By Courtney Bobik
The Late Period (664-332 BC) covers the time following the Third Intermediate Period up to the beginning of Greek rule. The Late Period is often seen as a time of cultural and political decline, though it may be argued that it was the opposite, as evinced by a richness of archaeological discoveries recorded in the EES Archive.
Figure 1: Prof. W. B. Emery overseeing work at the Sacred Animal Necropolis, North Saqqara.
The Late Period also saw a movement towards archaism, when motifs from previous periods such as the Old Kingdom (2686-2125 BC) were replicated in the new artistic repertoire. One aspect that remained relatively constant throughout the Late Period was the growing popularity of sacred animal cults. These cults are characterized by donations of bronze votive objects to various anthropomorphic gods and goddesses such as Bastet (cats) or Thoth (baboons). One of the most prominent examples is the cult centre of the mothers of the sacred Apis bull discovered at Saqqara, now known as the Sacred Animal Necropolis or Iseum which was dedicated to the goddess Isis. Prof. W.B. Emery directed excavations on behalf of the Egypt Exploration Society here from 1956 to 1971 (see figure 1). Emery discovered the necropolis whilst drawing his work on the Early Dynastic tombs in the area to a close. The material richness of the site is reflected in the vast numbers of object card records now stored in the EES LG Archive (see figure 2).
Figure 2: Object Cards documenting artefacts discovered alongside the sacred falcon burials in the Falcon Catacomb, or “New Ibis Galleries” at the Sacred Animal Necropolis. Left, Card 1969-70.4227/3397 depicts a bronze standing figurine of a Hawk or Falcon with a double crown on its head. Centre, Card 1969-70.3913/3024, depicts a standing bronze figure of Osiris. Right, Card 1969-70.3909/3020 depicts a bronze standing figurine of Horus pouring a libation.
Records kept by Emery during his time at the Sacred Animal Necropolis logged the many finds uncovered throughout the necropolis during the excavations. One intriguing discovery was the “New Ibis Galleries” or the Falcon Catacomb. This catacomb was found due to a hole in the southern wall of the Baboon Catacomb during the season of 1968, though excavations of the catacomb were delayed until the 1969 season. The catacomb was at first identified as another Ibis Catacomb until closer examination revealed that the mummies were modeled after falcons. In all, over 27 galleries were counted in the catacomb, each one full of mummified birds in vessels along with other various objects like bronze figurines (see figure 2). The team excavated the catacomb by assembling a line of workers to clear the galleries. Two or three Qufti workmen would dig out the jars from the sand within the gallery and pass it to a workman behind. This workman would then send the artefact down the line to be cleaned and brought before the excavators and their assistants to analyze, record, and catalogue each one. The excavations at the Sacred Animal Necropolis continued for several seasons until 1971, when Emery collapsed suddenly on the 7th March. Emery was taken to the Anglo-American Hospital in Cairo, where he later died on March 11th.

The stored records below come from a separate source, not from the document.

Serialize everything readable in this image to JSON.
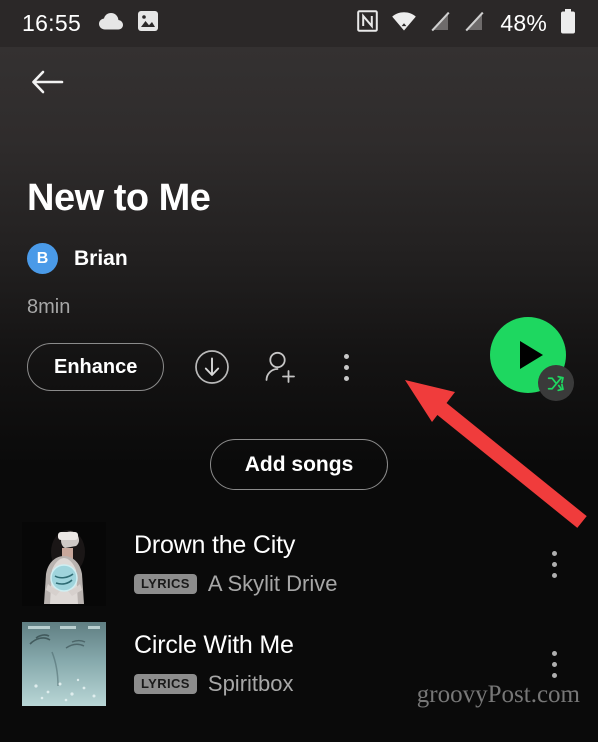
{
  "statusbar": {
    "time": "16:55",
    "battery_text": "48%",
    "left_icons": [
      "cloud-icon",
      "image-icon"
    ],
    "right_icons": [
      "nfc-icon",
      "wifi-icon",
      "signal-off-icon",
      "signal-off-icon-2",
      "battery-icon"
    ]
  },
  "header": {
    "back_icon": "back-arrow-icon",
    "title": "New to Me",
    "owner": {
      "initial": "B",
      "name": "Brian",
      "avatar_color": "#4a9ae8"
    },
    "duration": "8min"
  },
  "actions": {
    "enhance_label": "Enhance",
    "download_icon": "download-circle-icon",
    "add_people_icon": "person-add-icon",
    "more_icon": "kebab-menu-icon",
    "play_icon": "play-icon",
    "shuffle_icon": "shuffle-icon",
    "play_color": "#1ed760"
  },
  "add_songs": {
    "label": "Add songs"
  },
  "tracks": [
    {
      "title": "Drown the City",
      "artist": "A Skylit Drive",
      "badge": "LYRICS",
      "art_name": "album-art-drown-the-city",
      "menu_icon": "kebab-menu-icon"
    },
    {
      "title": "Circle With Me",
      "artist": "Spiritbox",
      "badge": "LYRICS",
      "art_name": "album-art-circle-with-me",
      "menu_icon": "kebab-menu-icon"
    }
  ],
  "annotation": {
    "arrow_color": "#f03c3c",
    "arrow_name": "red-callout-arrow"
  },
  "watermark": {
    "text": "groovyPost.com"
  }
}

Figure 3: Photographs of one of the galleries in the falcon catacomb.
As Egyptian power fluctuated between Egyptian and Persian rulers, the sacred animal cults remained popular with a well-known account of Cambyses, the Persian ruler, wounding an Apis Bull during his reign that can be found in Book Three of Herodotus’ Histories.
Davies, S., Smith, H. and Frazer, K. 2005. The Sacred Animal Necropolis at North Saqqara. London: The Egypt Exploration Society.
Ray, J. and Martin, C. 2011. Texts from the Baboon and Falcon Galleries: Demotic, Hieroglyphic, and Greek Inscriptions from the Sacred Animal Necropolis, North Saqqara. London: The Egypt Exploration Society.
Smith, H.S., Davies, S. and Frazer, K. 2006. The Sacred Animal Necropolis at North Saqqara. London: The Egypt Exploration Society.
Smith, H.S. 1974. A Visit to Ancient Egypt: Life at Memphis and Saqqara (c. 500-30 BC). Warminster: Aris & Phillips Ltd.